I'd like the entries reproduced exactly, with the images omitted.

EXCERPTED DATA below:

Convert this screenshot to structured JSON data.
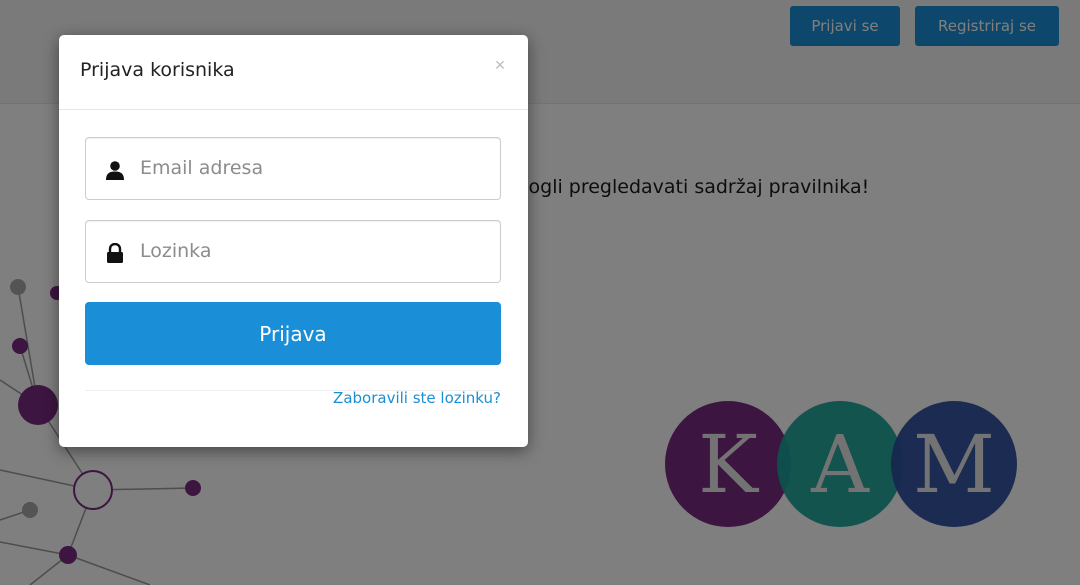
{
  "header": {
    "login_label": "Prijavi se",
    "register_label": "Registriraj se"
  },
  "page": {
    "notice_text": "mogli pregledavati sadržaj pravilnika!"
  },
  "logo": {
    "letters": [
      "K",
      "A",
      "M"
    ],
    "colors": [
      "#7a2a83",
      "#1aa39a",
      "#2d4e9e"
    ]
  },
  "modal": {
    "title": "Prijava korisnika",
    "close_symbol": "×",
    "email_placeholder": "Email adresa",
    "password_placeholder": "Lozinka",
    "submit_label": "Prijava",
    "forgot_password_label": "Zaboravili ste lozinku?"
  },
  "icons": {
    "email": "user-icon",
    "password": "lock-icon",
    "close": "close-icon"
  },
  "colors": {
    "accent": "#1a8fd8",
    "backdrop": "rgba(0,0,0,0.5)"
  }
}
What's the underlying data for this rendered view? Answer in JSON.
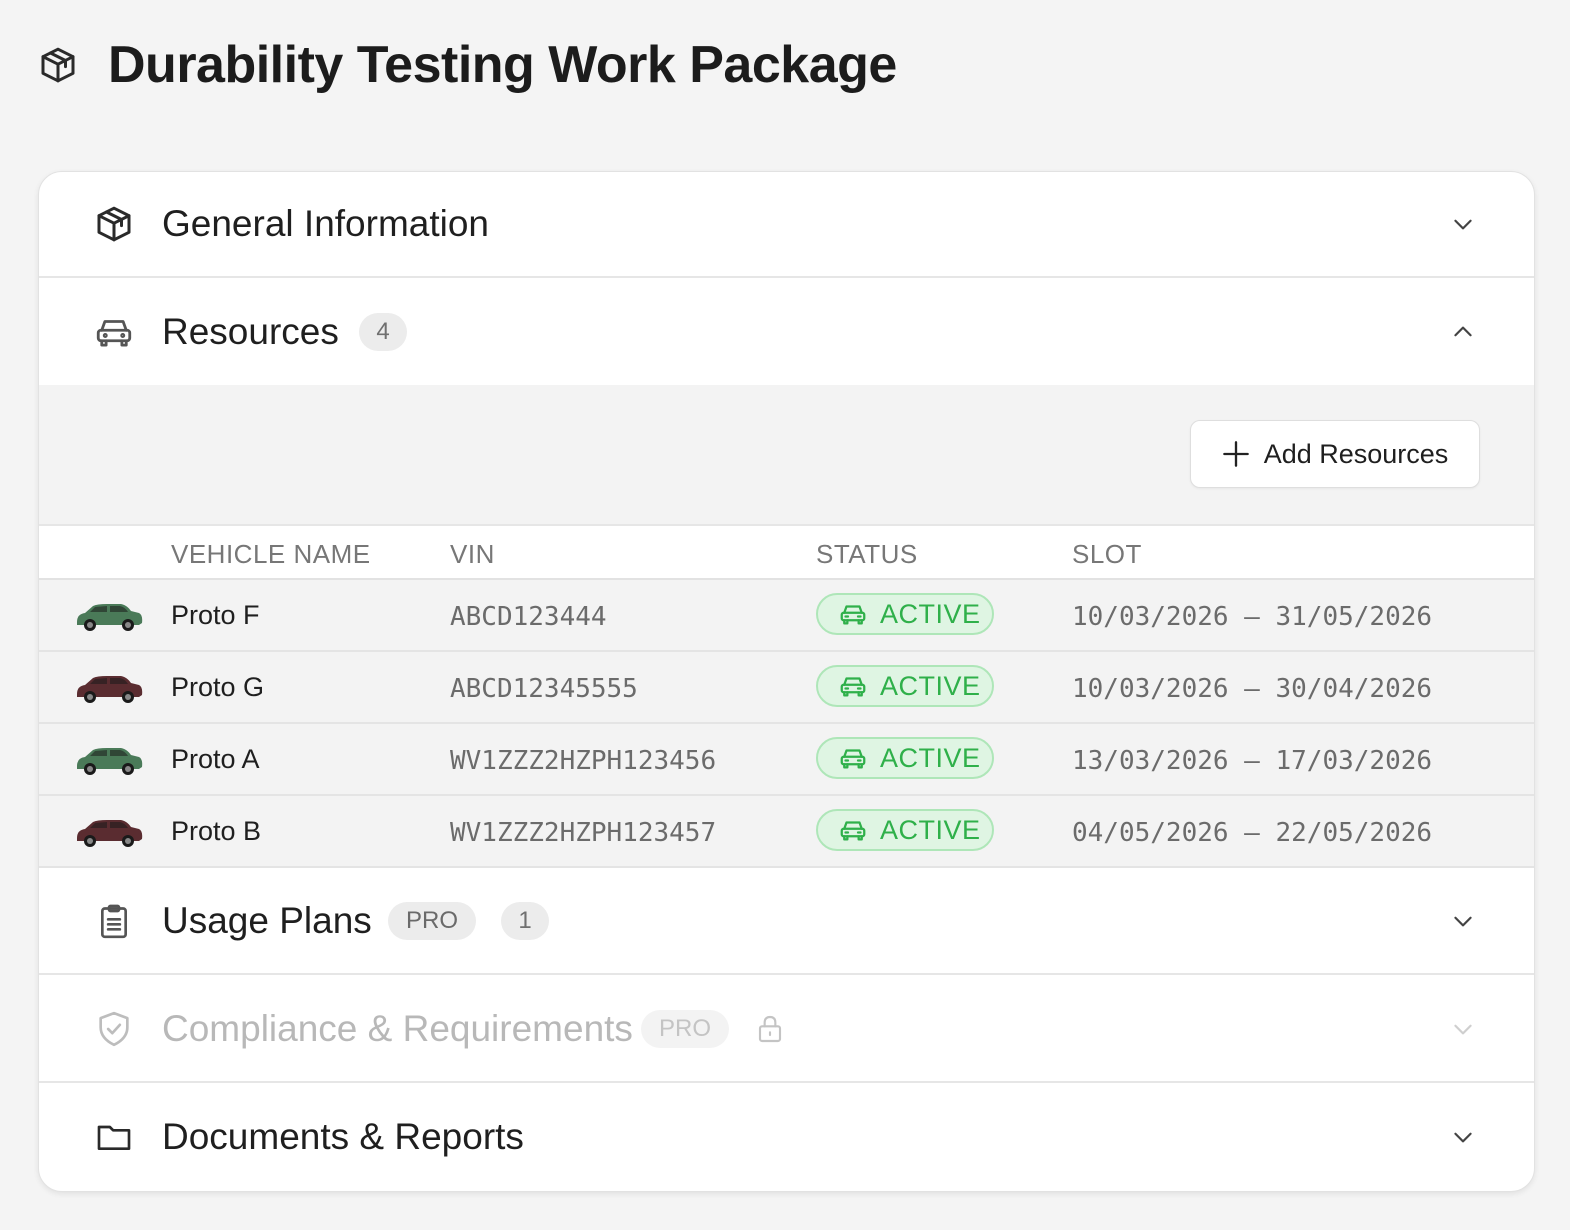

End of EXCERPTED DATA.

__YOUR SOLUTION__:
Convert this screenshot to structured JSON data.
{
  "header": {
    "login_label": "Prijavi se",
    "register_label": "Registriraj se"
  },
  "page": {
    "notice_text": "mogli pregledavati sadržaj pravilnika!"
  },
  "logo": {
    "letters": [
      "K",
      "A",
      "M"
    ],
    "colors": [
      "#7a2a83",
      "#1aa39a",
      "#2d4e9e"
    ]
  },
  "modal": {
    "title": "Prijava korisnika",
    "close_symbol": "×",
    "email_placeholder": "Email adresa",
    "password_placeholder": "Lozinka",
    "submit_label": "Prijava",
    "forgot_password_label": "Zaboravili ste lozinku?"
  },
  "icons": {
    "email": "user-icon",
    "password": "lock-icon",
    "close": "close-icon"
  },
  "colors": {
    "accent": "#1a8fd8",
    "backdrop": "rgba(0,0,0,0.5)"
  }
}
What's the underlying data for this rendered view? Answer in JSON.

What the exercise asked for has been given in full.